HI and SWPA joined forces to hold a first-of-its-kind comprehensive training seminar for optimizing wastewater pump systems
By Matthew Derner, Manager, Business Development, Education and Training Resources for the Hydraulic Institute
Two leading Pump Associations, the Hydraulic Institute and SWPA, joined forces to present a pump Technical Training Seminar specifically designed for pump system end-users and operators in the water and wastewater sector. This is advantageous as water and wastewater utilities are often challenged by knowledge gaps on pumps. Many individuals in this sector are mechanically inclined but usually learn the nuances of pump systems on the job without formal preparation. Most of these utilities have been around for as long as a century and there is also no increase of knowledge beyond what predecessors pass along. Technical knowledge is passed without many opportunities to update legacy practices with new key considerations, assessments, and resources to right-size and optimize pump systems for energy and cost savings.
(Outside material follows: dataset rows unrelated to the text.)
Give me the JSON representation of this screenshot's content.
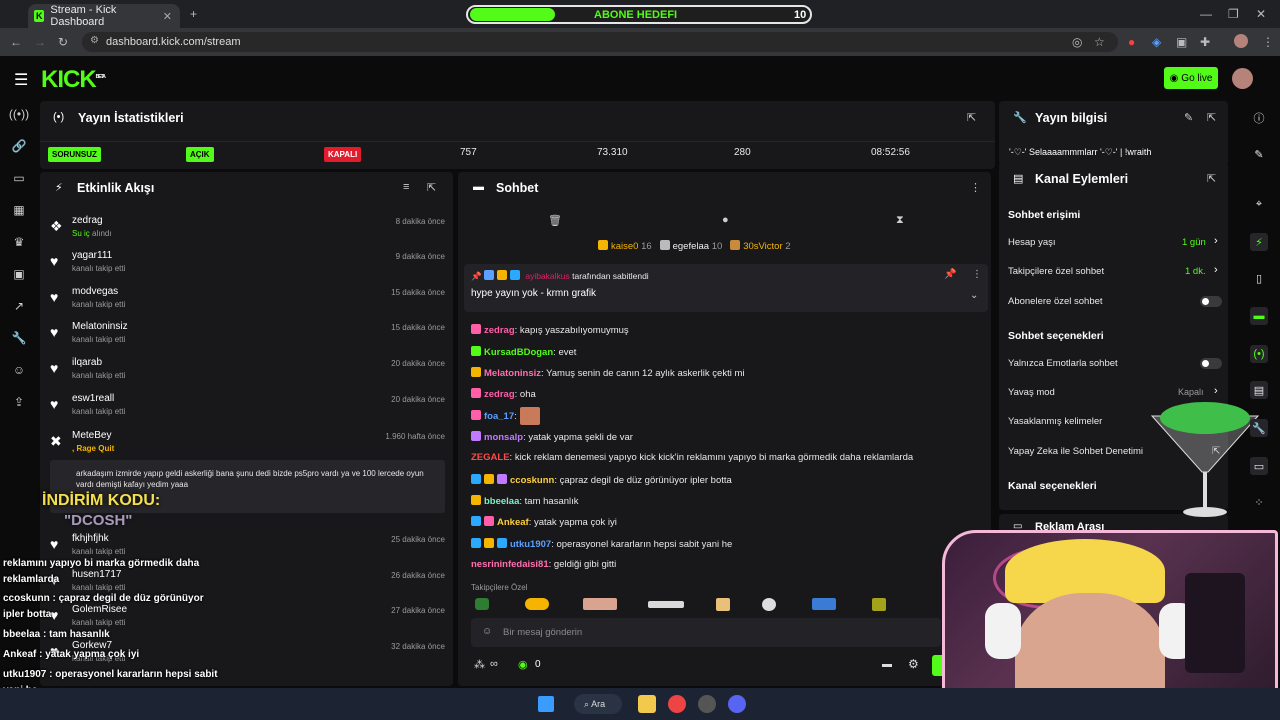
{
  "browser": {
    "tab_title": "Stream - Kick Dashboard",
    "url": "dashboard.kick.com/stream",
    "new_tab": "+"
  },
  "goal_bar": {
    "label": "ABONE HEDEFI",
    "count": "10",
    "progress": 0.25
  },
  "header": {
    "logo": "KICK",
    "logo_sup": "BETA",
    "go_live": "Go live"
  },
  "stats": {
    "title": "Yayın İstatistikleri",
    "badges": [
      "SORUNSUZ",
      "AÇIK",
      "KAPALI"
    ],
    "values": [
      "757",
      "73.310",
      "280",
      "08:52:56"
    ]
  },
  "activity": {
    "title": "Etkinlik Akışı",
    "items": [
      {
        "name": "zedrag",
        "sub_prefix": "Su iç",
        "sub": "alındı",
        "time": "8 dakika önce"
      },
      {
        "name": "yagar111",
        "sub": "kanalı takip etti",
        "time": "9 dakika önce"
      },
      {
        "name": "modvegas",
        "sub": "kanalı takip etti",
        "time": "15 dakika önce"
      },
      {
        "name": "Melatoninsiz",
        "sub": "kanalı takip etti",
        "time": "15 dakika önce"
      },
      {
        "name": "ilqarab",
        "sub": "kanalı takip etti",
        "time": "20 dakika önce"
      },
      {
        "name": "esw1reall",
        "sub": "kanalı takip etti",
        "time": "20 dakika önce"
      },
      {
        "name": "MeteBey",
        "sub": ", Rage Quit",
        "time": "1.960 hafta önce",
        "message": "arkadaşım izmirde yapıp geldi askerliği bana şunu dedi bizde ps5pro vardı ya ve 100 lercede oyun vardı demişti kafayı yedim yaaa"
      },
      {
        "name": "fkhjhfjhk",
        "sub": "kanalı takip etti",
        "time": "25 dakika önce"
      },
      {
        "name": "husen1717",
        "sub": "kanalı takip etti",
        "time": "26 dakika önce"
      },
      {
        "name": "GolemRisee",
        "sub": "kanalı takip etti",
        "time": "27 dakika önce"
      },
      {
        "name": "Gorkew7",
        "sub": "kanalı takip etti",
        "time": "32 dakika önce"
      }
    ]
  },
  "chat": {
    "title": "Sohbet",
    "top_gifters": [
      {
        "name": "kaise0",
        "count": "16"
      },
      {
        "name": "egefelaa",
        "count": "10"
      },
      {
        "name": "30sVictor",
        "count": "2"
      }
    ],
    "pinned": {
      "by": "ayibakalkus",
      "by_suffix": "tarafından sabitlendi",
      "text": "hype yayın yok - krmn grafik"
    },
    "messages": [
      {
        "user": "zedrag",
        "color": "#ff5fa8",
        "text": "kapış yaszabılıyomuymuş"
      },
      {
        "user": "KursadBDogan",
        "color": "#53fc18",
        "text": "evet"
      },
      {
        "user": "Melatoninsiz",
        "color": "#ff6fae",
        "text": "Yamuş senin de canın 12 aylık askerlik çekti mi"
      },
      {
        "user": "zedrag",
        "color": "#ff5fa8",
        "text": "oha"
      },
      {
        "user": "foa_17",
        "color": "#5aa0ff",
        "text": ""
      },
      {
        "user": "monsalp",
        "color": "#c17aff",
        "text": "yatak yapma şekli de var"
      },
      {
        "user": "ZEGALE",
        "color": "#ff4b4b",
        "text": "kick reklam denemesi yapıyo kick kick'in reklamını yapıyo bi marka görmedik daha reklamlarda"
      },
      {
        "user": "ccoskunn",
        "color": "#ffcf3d",
        "text": "çapraz degil de düz görünüyor ipler botta"
      },
      {
        "user": "bbeelaa",
        "color": "#7df2c2",
        "text": "tam hasanlık"
      },
      {
        "user": "Ankeaf",
        "color": "#ffcf3d",
        "text": "yatak yapma çok iyi"
      },
      {
        "user": "utku1907",
        "color": "#5aa0ff",
        "text": "operasyonel kararların hepsi sabit yani he"
      },
      {
        "user": "nesrininfedaisi81",
        "color": "#ff6fae",
        "text": "geldiği gibi gitti"
      }
    ],
    "follower_only": "Takipçilere Özel",
    "input_placeholder": "Bir mesaj gönderin",
    "points": "0"
  },
  "stream_info": {
    "title": "Yayın bilgisi",
    "text": "'-♡-' Selaaaammmlarr '-♡-' | !wraith"
  },
  "channel_actions": {
    "title": "Kanal Eylemleri",
    "chat_access": "Sohbet erişimi",
    "rows": [
      {
        "label": "Hesap yaşı",
        "value": "1 gün"
      },
      {
        "label": "Takipçilere özel sohbet",
        "value": "1 dk."
      },
      {
        "label": "Abonelere özel sohbet",
        "value": ""
      }
    ],
    "chat_options": "Sohbet seçenekleri",
    "rows2": [
      {
        "label": "Yalnızca Emotlarla sohbet",
        "value": ""
      },
      {
        "label": "Yavaş mod",
        "value": "Kapalı"
      },
      {
        "label": "Yasaklanmış kelimeler",
        "value": ""
      },
      {
        "label": "Yapay Zeka ile Sohbet Denetimi",
        "value": ""
      }
    ],
    "channel_options": "Kanal seçenekleri",
    "ad_break": "Reklam Arası"
  },
  "overlay": {
    "discount_title": "İNDİRİM KODU:",
    "discount_code": "\"DCOSH\"",
    "lines": [
      "reklamını yapıyo bi marka görmedik daha",
      "reklamlarda",
      "ccoskunn : çapraz degil de düz görünüyor",
      "ipler botta",
      "bbeelaa : tam hasanlık",
      "Ankeaf : yatak yapma çok iyi",
      "utku1907 : operasyonel kararların hepsi sabit",
      "yani he",
      "nesrininfedaisi81 : geldiği gibi gitti"
    ]
  },
  "taskbar": {
    "search": "Ara"
  }
}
Importantly, the lack of proper training can result in lost energy savings opportunities. According to the United States Environmental Protection Agency, drinking water and wastewater plants are typically the largest energy consumers, often accounting for 30 to 40 percent of total energy consumed. Overall, drinking water and wastewater systems account for approximately 2 percent of energy use in the United States, adding over 45 million tons of greenhouse gases annually. By incorporating energy efficiency practices into their water and wastewater plants, utilities can save 15 to 30 percent, which equates to thousands of dollars with payback periods of only a few months to a few years. Trainings like the one HI and SWPA are providing stand to play an important role in helping engineers and operators brush up on the fundamentals while also gaining the latest insights on how to enhance system performance and apply smart water solutions.
The two-day training event featured more than 10 instructors – each sharing product and application specific knowledge in 18 training sessions designed to increase understanding of pumps, specific applications, and system interactions. This training will share best practices regarding troubleshooting common issues in Water/Wastewater pumping applications in addition to the formal training, hands-on exposure that will be available on select equipment at table-top exhibits. Participants will leave this seminar with understanding of how pumps, motors, drives and controls interact, are tested and used in water and wastewater facilities, as well as how to improve operations, identify and address common performance issues.
Below is a list of additional key takeaways.